Here’s Why Raising Sons Is So Exhausting For Female Killer Whales
Killer whale calves are real mommy’s boys as raising sons is so exhausting for them, and they often can’t nurture any more offspring, reveals a new study.
Researchers found that each living son cut a mother’s annual likelihood of having a calf that survives for at least a year by around 50 percent. And the effect continued as sons grew older – suggesting they are a lifelong burden on their mothers.
The practice previously benefited the whales, but now researchers say such extended nurturing of sons into adulthood threatens the very existence of the “critically endangered” species.
It was previously known that killer whale moms provide more support to sons than daughters, especially after daughters reach adulthood.
But the new study, conducted by researchers from the universities of Exeter, York and Cambridge along with the Center for Whale Research, shows that such support comes at a huge cost to the mothers.
Dr. Michael Weiss, of the University of Exeter, said: “The magnitude of the cost that females take on to care for their weaned sons was really surprising.
“While there’s some uncertainty, our best estimate is that each additional surviving son cuts a female’s chances of having a new calf in a given year by more than 50 percent. This is a huge cost to taking care of sons.”
Weiss says the findings, published in the journal Current Biology, suggest that there are significant benefits to keeping adult sons alive and well.
He said: “Females gain evolutionary benefits when their sons are able to successfully reproduce, and our results indicate that these benefits are enough to outweigh a large direct cost.”
The research team used data from 1982 to 2021 on 40 females in the “southern resident” killer whale population, living off the Pacific coast of North America. Whales feed predominantly on salmon with mothers often biting the salmon in two, eating half and giving half to their sons.
The moms also feed their young daughters, but once the daughters reach reproductive age, the practice tends to stop – whereas they continue to feed their sons into adulthood.
Researchers say that mothers indefinitely sacrificing their future reproduction to keep their sons alive is highly unusual in nature and may even be unique.
Darren Croft, a professor of Animal Behaviour at Exeter University, explained that mothers gain an “indirect fitness” benefit: helping their sons survive and reproduce improves the chances of their genes passing to future generations.
He says that mothers focusing on their sons would be beneficial because the sons could mate with numerous females, producing a large number of grand offspring. However, Croft warned that the long-term strategy may now cause problems for the future viability of the population.
Southern resident killer whales specialize in eating Chinook salmon which have become scarce in many parts of the whales’ range. With their food limited, the southern residents are also endangered.
Just 73 southern resident killer whales remain and – as they don’t inter-breed with other killer whale populations – this number is “critically” low.
Croft said: “For this population that’s living on a knife’s edge, the potential for population recovery is going to be limited by the number of females and those females’ reproductive output.
“A strategy of females reducing reproduction to increase the survival of male offspring may therefore have negative impacts on this population’s recovery.”

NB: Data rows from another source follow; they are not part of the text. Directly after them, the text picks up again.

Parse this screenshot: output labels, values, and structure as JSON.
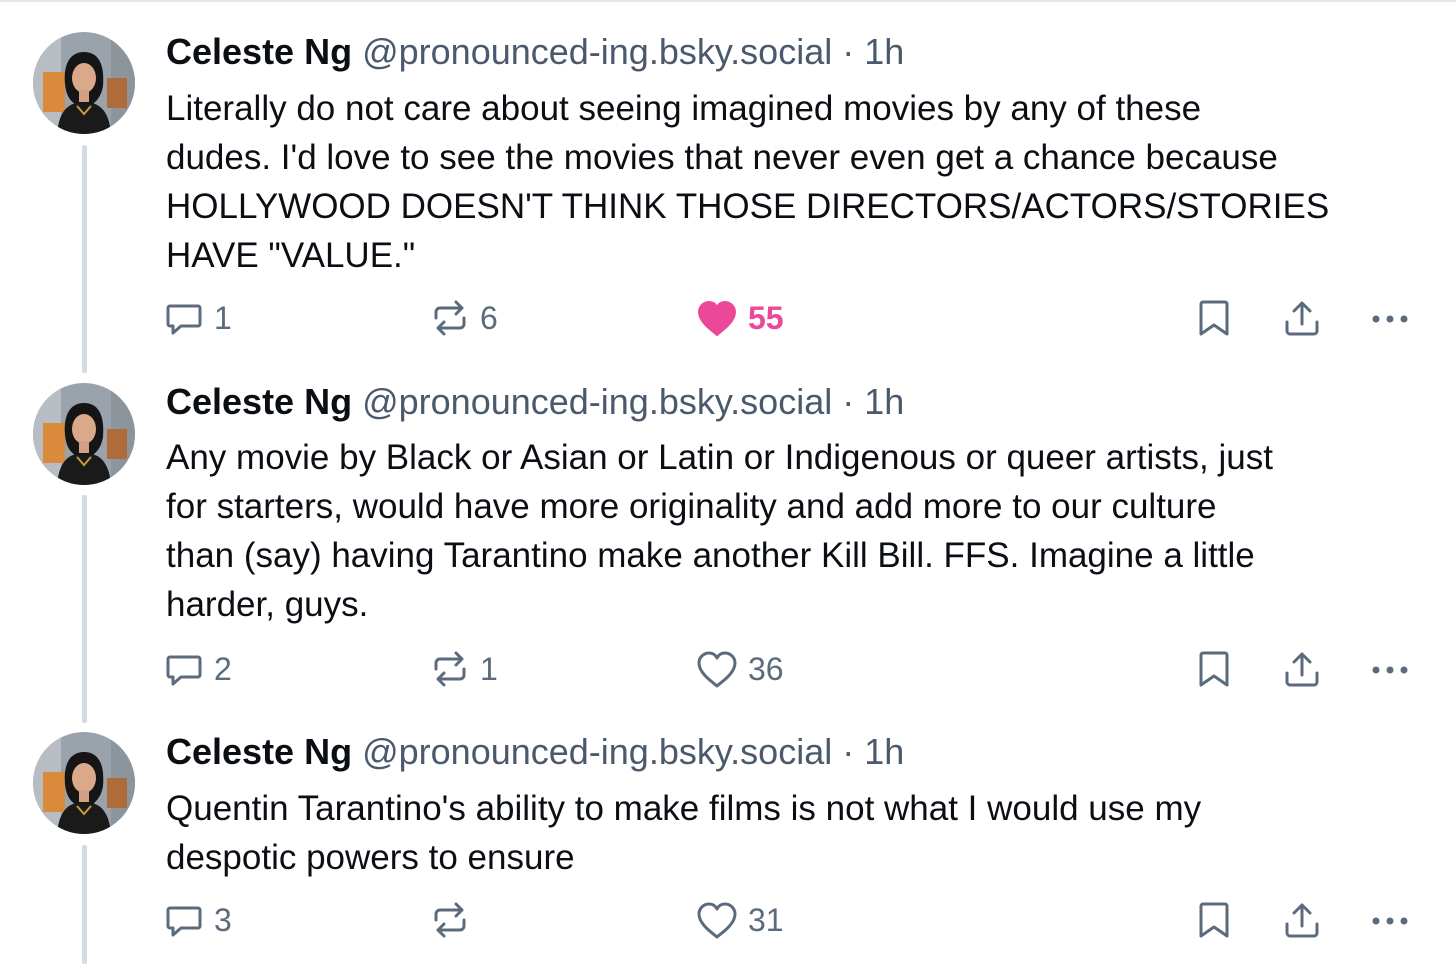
{
  "posts": [
    {
      "author": "Celeste Ng",
      "handle": "@pronounced-ing.bsky.social",
      "separator": "·",
      "time": "1h",
      "text": "Literally do not care about seeing imagined movies by any of these\ndudes. I'd love to see the movies that never even get a chance because\nHOLLYWOOD DOESN'T THINK THOSE DIRECTORS/ACTORS/STORIES\nHAVE \"VALUE.\"",
      "replies": "1",
      "reposts": "6",
      "likes": "55",
      "liked": true
    },
    {
      "author": "Celeste Ng",
      "handle": "@pronounced-ing.bsky.social",
      "separator": "·",
      "time": "1h",
      "text": "Any movie by Black or Asian or Latin or Indigenous or queer artists, just\nfor starters, would have more originality and add more to our culture\nthan (say) having Tarantino make another Kill Bill. FFS. Imagine a little\nharder, guys.",
      "replies": "2",
      "reposts": "1",
      "likes": "36",
      "liked": false
    },
    {
      "author": "Celeste Ng",
      "handle": "@pronounced-ing.bsky.social",
      "separator": "·",
      "time": "1h",
      "text": "Quentin Tarantino's ability to make films is not what I would use my\ndespotic powers to ensure",
      "replies": "3",
      "reposts": "",
      "likes": "31",
      "liked": false
    }
  ],
  "icons": {
    "reply": "speech-bubble-icon",
    "repost": "repost-arrows-icon",
    "like": "heart-icon",
    "bookmark": "bookmark-icon",
    "share": "share-upload-icon",
    "more": "ellipsis-icon"
  },
  "colors": {
    "like_active": "#ec4899",
    "icon_gray": "#5b6b7d",
    "handle_gray": "#4a5a6c",
    "thread_line": "#d4dbe2"
  }
}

Professor Dan Franks, of York University, said: “This strategy of indefinitely sacrificing future reproduction to keep their sons alive may have been beneficial in their evolutionary past, but it now potentially threatens the future viability of the southern resident killer whale population, which is critically endangered with just 73 individuals remaining.”
Weiss said: “We’ve known for over a decade that adult male killer whales relied on their mothers to keep them alive, but it had never been clear whether mothers pay a cost to do so.
“Our previous research has shown that sons have a higher chance of survival if their mother is around. In this study, we wanted to find out if this help comes at a price.
“The answer is yes – killer whale mothers pay a high cost in terms of their future reproduction to keep their sons alive.”
Weiss added: “One big take-away is further evidence for how special – and maybe unique – the mother-son bond in killer whales is.
“Maybe more importantly, our study adds to the growing body of work showing the importance of animals’ social systems in determining demographic patterns.
“This is of central importance both for an understanding of our world, and to effectively conserve endangered species.” He said the research team suspect mothers may not eat enough themselves as they continue sharing food with their full-grown sons.
Weiss noted that the southern resident killer whales are “very food-stressed” so a primary conservation goal for the whales is to recover the population of Chinook salmon they rely on.
Produced in association with SWNS Talker.